Council doesn't realize how much weaseling goes into all the information they get. That's what happens when you have a taxpayer/council funded "Communications" team whose job is to propagandize back at them... in service of the bureaucrats. Cut all the new communications roles we've invented in the past ten years. If senior managers making $300k a year can't drive their own communication, show them the door.

The City Manager's office needs to be halved, and the City Manager (Ed Shikada) and Community Services Director (Kristen O'Kane) need to be given their cushy severance packages and shown the door. [Portion removed.]

After that, let's see where we're at regarding business tax. [Portion removed.]

Posted by Jeremy Erman
a resident of Midtown
on May 16, 2021 at 6:23 pm

Jeremy Erman is a registered user.

Last week the Finance Committee recommended using federal funds and budget reserves to avoid most of the community services, library, and public safety cuts in the proposed 2021-2022 budget. The full council will discuss the budget Monday night.

This is a step in the right direction, but nearly all of the devastating cuts from last year are still in effect, and as councilmembers keep pointing out, we really haven't felt the impact of those cuts yet because so many servcies are still shut because of COVID-19 restrictions. At this point, it's not even clear if there will be a single summer show at the Children's Theatre, for example.

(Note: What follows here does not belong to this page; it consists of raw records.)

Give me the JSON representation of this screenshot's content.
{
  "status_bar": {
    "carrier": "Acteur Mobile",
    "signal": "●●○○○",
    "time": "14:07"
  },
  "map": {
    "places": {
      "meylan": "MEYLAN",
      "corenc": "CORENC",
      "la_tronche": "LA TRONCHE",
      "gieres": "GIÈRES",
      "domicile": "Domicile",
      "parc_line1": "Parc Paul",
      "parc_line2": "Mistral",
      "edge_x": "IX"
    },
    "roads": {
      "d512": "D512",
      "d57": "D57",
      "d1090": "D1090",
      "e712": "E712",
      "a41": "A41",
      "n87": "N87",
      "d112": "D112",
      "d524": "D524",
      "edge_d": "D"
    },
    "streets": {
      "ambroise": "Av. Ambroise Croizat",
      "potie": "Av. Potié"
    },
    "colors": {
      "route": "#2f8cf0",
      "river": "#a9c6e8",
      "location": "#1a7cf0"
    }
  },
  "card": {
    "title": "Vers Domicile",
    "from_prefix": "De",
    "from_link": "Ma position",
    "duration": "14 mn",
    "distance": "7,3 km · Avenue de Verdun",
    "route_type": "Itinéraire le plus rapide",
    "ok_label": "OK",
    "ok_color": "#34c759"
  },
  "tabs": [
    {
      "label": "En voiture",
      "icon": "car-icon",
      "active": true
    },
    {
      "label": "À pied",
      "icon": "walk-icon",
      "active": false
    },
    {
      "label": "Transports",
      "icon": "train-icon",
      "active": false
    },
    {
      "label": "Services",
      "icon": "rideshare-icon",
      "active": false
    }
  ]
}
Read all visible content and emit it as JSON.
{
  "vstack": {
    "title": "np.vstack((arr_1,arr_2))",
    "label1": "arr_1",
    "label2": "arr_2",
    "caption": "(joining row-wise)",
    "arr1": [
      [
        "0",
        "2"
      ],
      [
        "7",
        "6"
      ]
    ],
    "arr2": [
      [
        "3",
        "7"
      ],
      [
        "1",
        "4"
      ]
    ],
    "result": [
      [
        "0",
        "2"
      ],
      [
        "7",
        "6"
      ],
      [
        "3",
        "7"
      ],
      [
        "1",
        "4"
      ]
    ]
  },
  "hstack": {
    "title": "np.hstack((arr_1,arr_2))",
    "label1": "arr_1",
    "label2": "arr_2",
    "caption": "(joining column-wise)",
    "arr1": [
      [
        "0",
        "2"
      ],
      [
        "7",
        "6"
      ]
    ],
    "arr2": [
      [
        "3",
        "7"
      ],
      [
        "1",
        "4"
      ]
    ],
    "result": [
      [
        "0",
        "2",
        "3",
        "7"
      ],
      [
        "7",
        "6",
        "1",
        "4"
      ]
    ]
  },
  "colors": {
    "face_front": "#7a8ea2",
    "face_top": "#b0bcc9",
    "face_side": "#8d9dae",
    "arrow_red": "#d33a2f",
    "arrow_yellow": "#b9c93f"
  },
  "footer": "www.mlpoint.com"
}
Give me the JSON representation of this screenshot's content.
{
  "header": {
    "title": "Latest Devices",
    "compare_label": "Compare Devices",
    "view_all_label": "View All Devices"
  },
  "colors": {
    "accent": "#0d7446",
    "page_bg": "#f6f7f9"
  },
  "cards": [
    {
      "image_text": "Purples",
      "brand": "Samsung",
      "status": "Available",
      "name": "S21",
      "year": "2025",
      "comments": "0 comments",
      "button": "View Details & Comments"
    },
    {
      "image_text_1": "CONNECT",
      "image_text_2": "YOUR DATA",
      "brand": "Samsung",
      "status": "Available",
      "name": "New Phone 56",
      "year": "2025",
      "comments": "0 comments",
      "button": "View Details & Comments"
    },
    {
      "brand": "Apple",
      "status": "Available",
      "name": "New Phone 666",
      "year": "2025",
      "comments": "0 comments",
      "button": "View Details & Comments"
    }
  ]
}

Because staff has not provided the council with the full budget, the council has few options except to accept the City Manager's recommendations or offset the cuts with one-time funds. If the council--and public--were allowed to see every line-item in the city budget, then they could suggest alternative cuts, but no one on the city staff has addressed this issue.